Specific Problematic Contract Provisions:
We are also bothered by a number of statements in her contract with TRPA regarding her study:
1. “This proposal assumes that DOE will largely defer to Placer County and TRPA as to scope and content of the environmental document.” http://www.placer.ca.gov/upload/bos/cob/documents/sumarchv/100518A/bosd_100518_03c__p89_p116.pdf
We are seeking to have DOE involve itself in the study and mandate that EPA be brought into the study and enforce NEPA regulations! Moreover, we believe that the Loyalton Plant, with its history as a market for biomass fuel from the Tahoe Basin and its broad fuel specification that can burn Tahoe’s “dirty” material, should also be thoroughly analyzed in the EIR.
The Problem of DOE and the NOP (Notice of Preparation):
On the bright side, DOE can require a more stringent review of the environmental impact of the project than would occur under TRPA guidelines.
According to Placer and TRPA’s “Notice of Preparation (NOP) of a Draft Environmental Impact Statement / Environmental Impact Report (EIS/EIR) for the Lake Tahoe Biomass Energy Facility (Placer County)”: “The document will be both an environmental impact statement (EIS) prepared in accordance with the TRPA Tahoe Regional Planning Compact, Goals and Policies, Code of Ordinances, and Rules of Procedure, and an environmental impact report (EIR) prepared in accordance with the California Environmental Quality Act (CEQA) and the State CEQA Guidelines. The U.S. Department of Energy (DOE) is contributing federal grant funding for the proposed project. It is anticipated that the EIR/EIS will be prepared to satisfy the requirements of an environmental assessment (EA) pursuant to the National Environmental Policy Act (NEPA). If DOE determines that an EIS is required for NEPA purposes (similar to, but not the same as an EIS prepared pursuant to TRPA regulations), separate and subsequent noticing and scoping will be conducted to satisfy DOE requirements. If DOE determines that the project, as mitigated, will not have significant effects on the environment, DOE may adopt a finding of no significant impact (FONSI) for the project .” http://www.trpa.org/documents/notices/LTB%20Biomass_NOP_07%2019%2010.pdf

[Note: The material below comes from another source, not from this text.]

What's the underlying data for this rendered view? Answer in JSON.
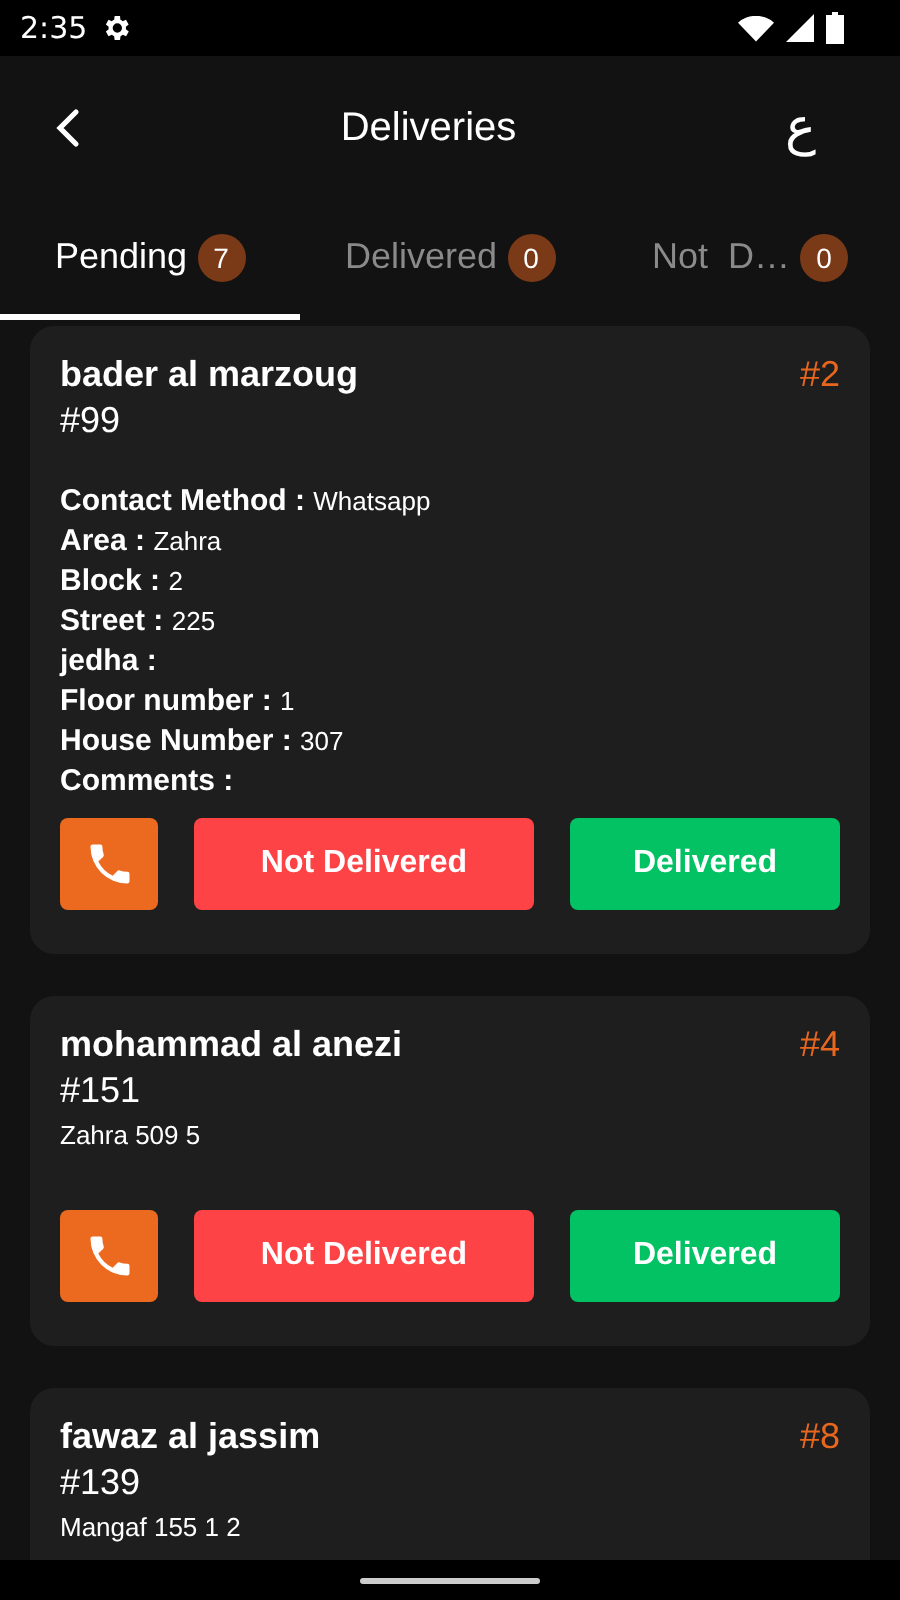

The DOE can decide to require a full EIS or a lesser EA (Environmental Assessment, as per TRPA’s guidelines). Given the Congressionally directed nature of earmarks, the DOE often defers these decisions to the local jurisdiction. Therefore, we expect TRPA to choose only the minimum level of environmental documentation when, to protect the Basin, it ought to choose the maximum level of documentation.
We are seeking to convince the DOE that TRPA’s guidelines are inadequate for a proper environmental impact study and they therefore need to involve themselves and ask for a complete federal EIS. And, we are seeking to convince California’s US Senator Feinstein of the same thing.
We would encourage all Friends of Lake Tahoe to do also!